Robert M. Levy, M.D., Ph.D.
Neurosurgeon; President, International Neuromodulation Society; Editor-in-Chief, Neuromodulation: Technology at the Neural Interface
Chronic pain is one of the most significant causes of disability and loss of quality of life throughout the world. A significant majority of patients fail to respond to non-opioid medications, and chronic opioid therapy is both ineffective and dangerous, often resulting in tolerance, addiction, and even death.
Neuromodulation therapies, including but not limited to techniques like spinal cord (SCS), dorsal root ganglion (DRGS) and peripheral nerve stimulation (PNS), intraspinal drug administration (IDDS), and non-invasive techniques like transcranial magnetic stimulation (rTMS) and transcranial direct current stimulation (tDCS) have, on the other hand, been highly successful in treating chronic pain with a remarkable safety profile.
The great effectiveness and low rate of complications are the result of technical advances over the past 20 years. Contemporary neurostimulation techniques are expected to provide 50 percent or greater pain relief in 80 percent or more patients, while 70 percent of patients can be expected to obtain 80 percent pain relief or more. The devices are quite robust, with excellent results reported for several years.
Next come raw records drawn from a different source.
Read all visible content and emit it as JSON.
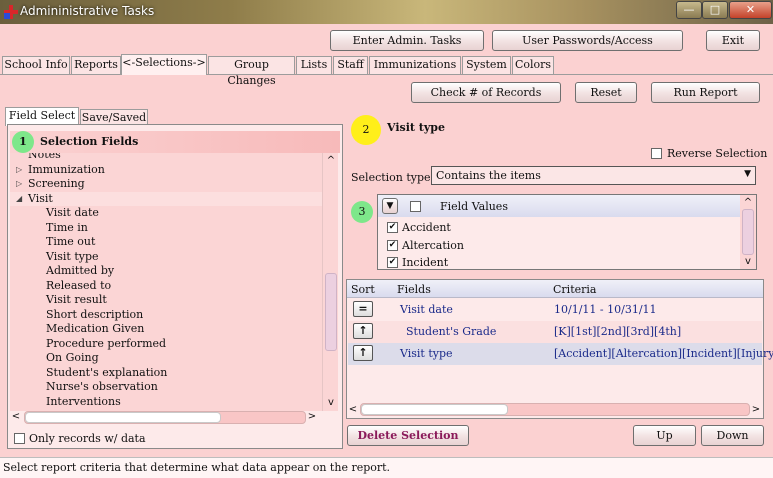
{
  "window": {
    "title": "Admininistrative Tasks",
    "min_glyph": "—",
    "max_glyph": "□",
    "close_glyph": "✕"
  },
  "top_buttons": {
    "enter_admin": "Enter Admin. Tasks",
    "user_passwords": "User Passwords/Access",
    "exit": "Exit"
  },
  "tabs": [
    "School Info",
    "Reports",
    "<-Selections->",
    "Group Changes",
    "Lists",
    "Staff",
    "Immunizations",
    "System",
    "Colors"
  ],
  "action_buttons": {
    "check_records": "Check # of Records",
    "reset": "Reset",
    "run_report": "Run Report"
  },
  "left_panel": {
    "subtabs": [
      "Field Select",
      "Save/Saved"
    ],
    "step": "1",
    "heading": "Selection Fields",
    "tree": [
      {
        "label": "Notes",
        "level": 0,
        "expander": ""
      },
      {
        "label": "Immunization",
        "level": 0,
        "expander": "▷"
      },
      {
        "label": "Screening",
        "level": 0,
        "expander": "▷"
      },
      {
        "label": "Visit",
        "level": 0,
        "expander": "◢"
      },
      {
        "label": "Visit date",
        "level": 1,
        "expander": ""
      },
      {
        "label": "Time in",
        "level": 1,
        "expander": ""
      },
      {
        "label": "Time out",
        "level": 1,
        "expander": ""
      },
      {
        "label": "Visit type",
        "level": 1,
        "expander": ""
      },
      {
        "label": "Admitted by",
        "level": 1,
        "expander": ""
      },
      {
        "label": "Released to",
        "level": 1,
        "expander": ""
      },
      {
        "label": "Visit result",
        "level": 1,
        "expander": ""
      },
      {
        "label": "Short description",
        "level": 1,
        "expander": ""
      },
      {
        "label": "Medication Given",
        "level": 1,
        "expander": ""
      },
      {
        "label": "Procedure performed",
        "level": 1,
        "expander": ""
      },
      {
        "label": "On Going",
        "level": 1,
        "expander": ""
      },
      {
        "label": "Student's explanation",
        "level": 1,
        "expander": ""
      },
      {
        "label": "Nurse's observation",
        "level": 1,
        "expander": ""
      },
      {
        "label": "Interventions",
        "level": 1,
        "expander": ""
      }
    ],
    "only_records_label": "Only records w/ data",
    "scroll_up": "^",
    "scroll_down": "v",
    "scroll_left": "<",
    "scroll_right": ">"
  },
  "detail": {
    "step": "2",
    "field_name": "Visit type",
    "reverse_label": "Reverse Selection",
    "selection_type_label": "Selection type",
    "selection_type_value": "Contains the items",
    "dropdown_arrow": "▼"
  },
  "field_values": {
    "step": "3",
    "header": "Field Values",
    "toggle_glyph": "▼",
    "items": [
      {
        "label": "Accident",
        "checked": true
      },
      {
        "label": "Altercation",
        "checked": true
      },
      {
        "label": "Incident",
        "checked": true
      }
    ],
    "scroll_up": "^",
    "scroll_down": "v"
  },
  "criteria_grid": {
    "columns": [
      "Sort",
      "Fields",
      "Criteria"
    ],
    "rows": [
      {
        "sort_glyph": "=",
        "field": "Visit date",
        "criteria": "10/1/11 - 10/31/11"
      },
      {
        "sort_glyph": "↑",
        "field": "Student's Grade",
        "criteria": "[K][1st][2nd][3rd][4th]"
      },
      {
        "sort_glyph": "↑",
        "field": "Visit type",
        "criteria": "[Accident][Altercation][Incident][Injury]"
      }
    ],
    "scroll_left": "<",
    "scroll_right": ">"
  },
  "bottom_buttons": {
    "delete_selection": "Delete Selection",
    "up": "Up",
    "down": "Down"
  },
  "status": "Select report criteria that determine what data appear on the report.",
  "colors": {
    "panel_pink": "#fbd1d1",
    "step1_green": "#7ee78a",
    "step2_yellow": "#ffef1a",
    "link_blue": "#1a2a8a",
    "delete_text": "#8a1a5a"
  }
}
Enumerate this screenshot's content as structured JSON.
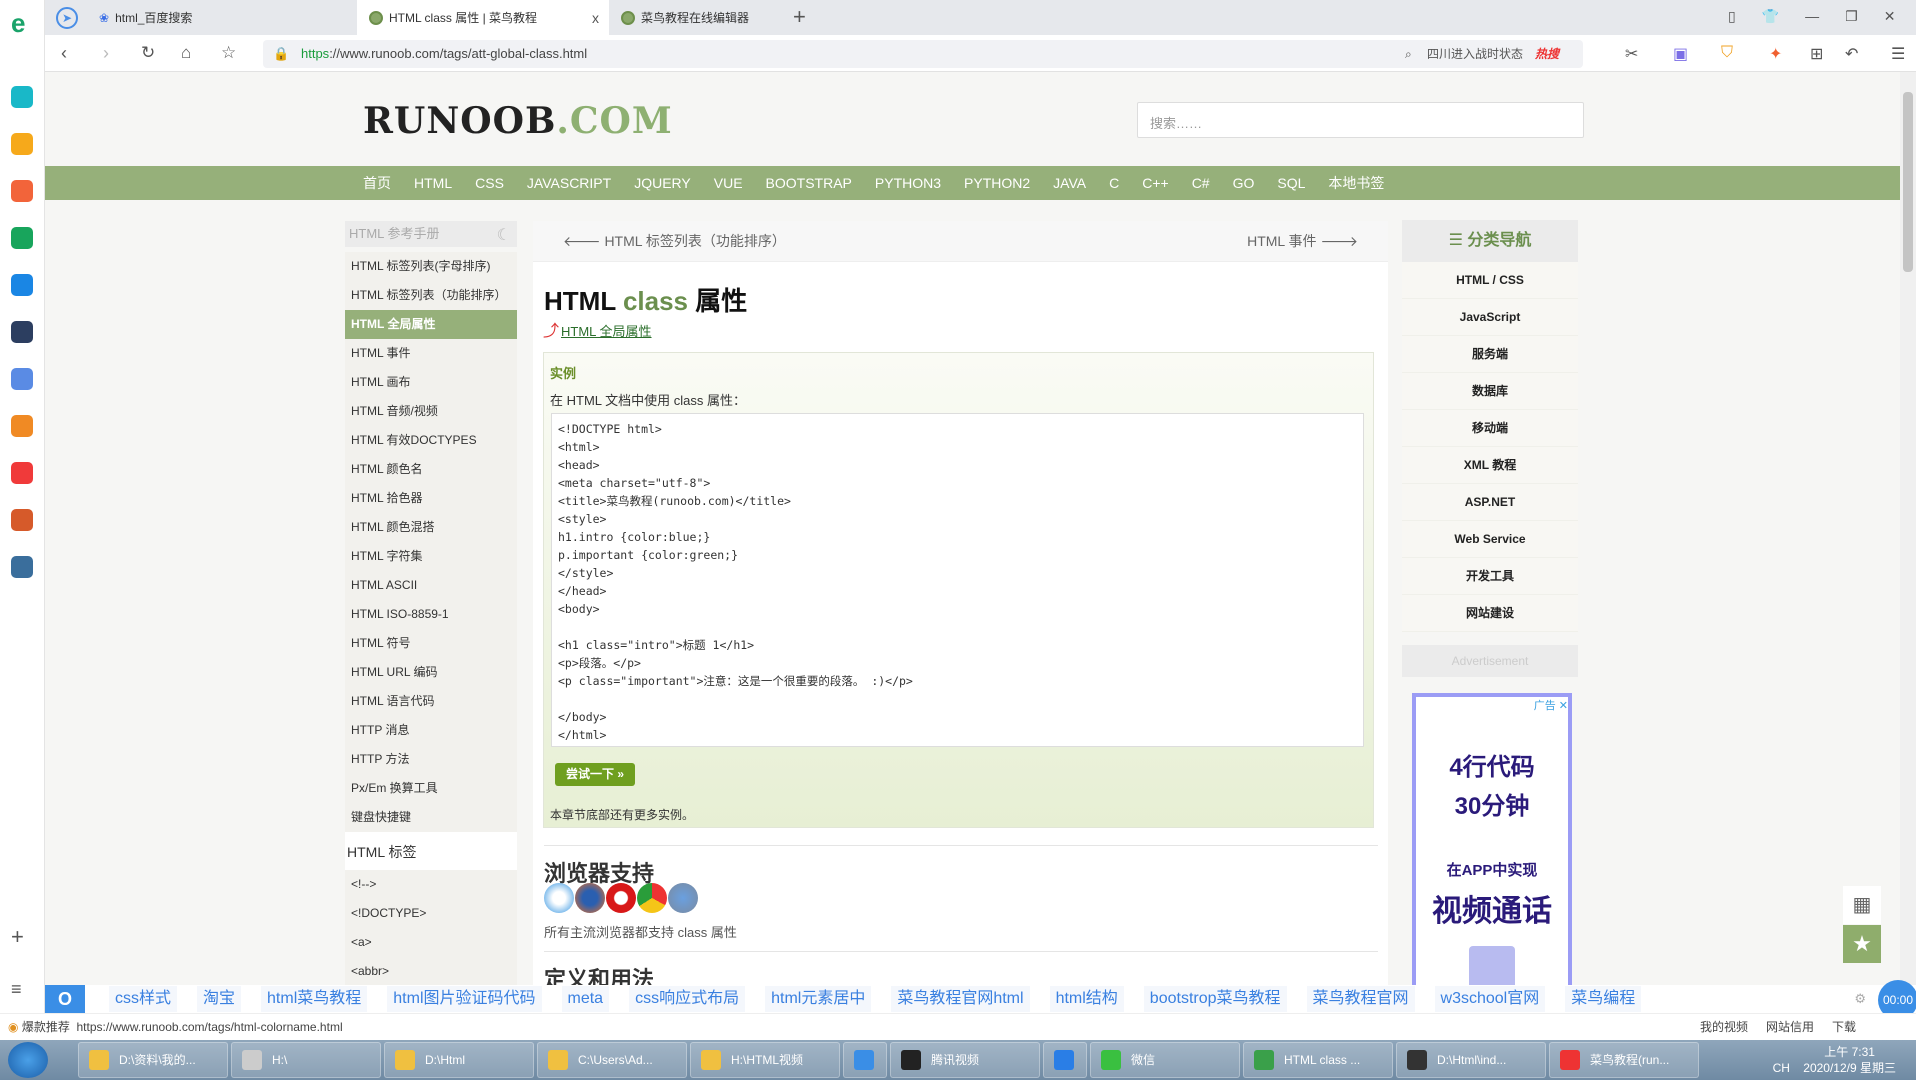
{
  "browser": {
    "tabs": [
      {
        "label": "html_百度搜索"
      },
      {
        "label": "HTML class 属性 | 菜鸟教程",
        "active": true,
        "close": "x"
      },
      {
        "label": "菜鸟教程在线编辑器"
      }
    ],
    "new_tab": "+",
    "url_scheme": "https",
    "url_rest": "://www.runoob.com/tags/att-global-class.html",
    "hot_search": "四川进入战时状态",
    "hot_badge": "热搜"
  },
  "site": {
    "logo_main": "RUNOOB",
    "logo_ext": ".COM",
    "search_placeholder": "搜索……",
    "nav": [
      "首页",
      "HTML",
      "CSS",
      "JAVASCRIPT",
      "JQUERY",
      "VUE",
      "BOOTSTRAP",
      "PYTHON3",
      "PYTHON2",
      "JAVA",
      "C",
      "C++",
      "C#",
      "GO",
      "SQL",
      "本地书签"
    ],
    "accent": "#96b07a"
  },
  "sidebar": {
    "title": "HTML 参考手册",
    "items": [
      "HTML 标签列表(字母排序)",
      "HTML 标签列表（功能排序）",
      "HTML 全局属性",
      "HTML 事件",
      "HTML 画布",
      "HTML 音频/视频",
      "HTML 有效DOCTYPES",
      "HTML 颜色名",
      "HTML 拾色器",
      "HTML 颜色混搭",
      "HTML 字符集",
      "HTML ASCII",
      "HTML ISO-8859-1",
      "HTML 符号",
      "HTML URL 编码",
      "HTML 语言代码",
      "HTTP 消息",
      "HTTP 方法",
      "Px/Em 换算工具",
      "键盘快捷键"
    ],
    "active_index": 2,
    "section2": "HTML 标签",
    "tags": [
      "<!-->",
      "<!DOCTYPE>",
      "<a>",
      "<abbr>"
    ]
  },
  "main": {
    "prev": "HTML 标签列表（功能排序）",
    "next": "HTML 事件",
    "title_a": "HTML ",
    "title_b": "class",
    "title_c": " 属性",
    "back_link": "HTML 全局属性",
    "example_label": "实例",
    "example_desc": "在 HTML 文档中使用 class 属性：",
    "code": "<!DOCTYPE html>\n<html>\n<head>\n<meta charset=\"utf-8\">\n<title>菜鸟教程(runoob.com)</title>\n<style>\nh1.intro {color:blue;}\np.important {color:green;}\n</style>\n</head>\n<body>\n\n<h1 class=\"intro\">标题 1</h1>\n<p>段落。</p>\n<p class=\"important\">注意：这是一个很重要的段落。 :)</p>\n\n</body>\n</html>",
    "try_button": "尝试一下 »",
    "more": "本章节底部还有更多实例。",
    "browser_support": "浏览器支持",
    "support_note": "所有主流浏览器都支持 class 属性",
    "definition": "定义和用法"
  },
  "right_nav": {
    "title": "分类导航",
    "items": [
      "HTML / CSS",
      "JavaScript",
      "服务端",
      "数据库",
      "移动端",
      "XML 教程",
      "ASP.NET",
      "Web Service",
      "开发工具",
      "网站建设"
    ]
  },
  "ad": {
    "header": "Advertisement",
    "badge": "广告",
    "line1": "4行代码",
    "line2": "30分钟",
    "line3": "在APP中实现",
    "line4": "视频通话"
  },
  "hotbar": {
    "items": [
      "css样式",
      "淘宝",
      "html菜鸟教程",
      "html图片验证码代码",
      "meta",
      "css响应式布局",
      "html元素居中",
      "菜鸟教程官网html",
      "html结构",
      "bootstrop菜鸟教程",
      "菜鸟教程官网",
      "w3school官网",
      "菜鸟编程"
    ],
    "timer": "00:00"
  },
  "status": {
    "badge": "爆款推荐",
    "link": "https://www.runoob.com/tags/html-colorname.html",
    "right": [
      "我的视频",
      "网站信用",
      "下载"
    ]
  },
  "taskbar": {
    "items": [
      "D:\\资料\\我的...",
      "H:\\",
      "D:\\Html",
      "C:\\Users\\Ad...",
      "H:\\HTML视频",
      "",
      "腾讯视频",
      "",
      "微信",
      "HTML class ...",
      "D:\\Html\\ind...",
      "菜鸟教程(run..."
    ],
    "lang": "CH",
    "time": "上午 7:31",
    "date": "2020/12/9 星期三"
  }
}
Unlike other procedures, neuromodulation techniques are tested prior to device implantation. Thus, patients know how well the device will work before the permanent procedure.
The trial of SCS or DRGS uses needles to introduce stimulation leads into the epidural space, like the insertion of an epidural catheter during labor and delivery. For PNS, the wires are placed through needles and placed next to the involved nerve(s). Wires are attached to an external battery and taped to the skin. Patients then test the system for several days to determine whether it provides sufficient relief to warrant the permanent implant.
For the permanent procedures, a small incision is made and new sterile wires are placed and run under the skin to a second incision where the battery is placed. Conventional batteries (requiring replacement at the end of life), rechargeable batteries (which have battery lives of 10 years or more), and even wireless systems with external batteries are available based upon individual patient needs.
Non-invasive stimulation techniques, which involve placing a magnetic coil or electrical source over the brain region(s) to be stimulated, are currently undergoing development and careful investigation to see if they can be used to provide similar degrees of pain relief in chronic pain patients.
In light of the factors noted above, neuromodulation techniques can be an important and effective tool in the treatment of chronic pain.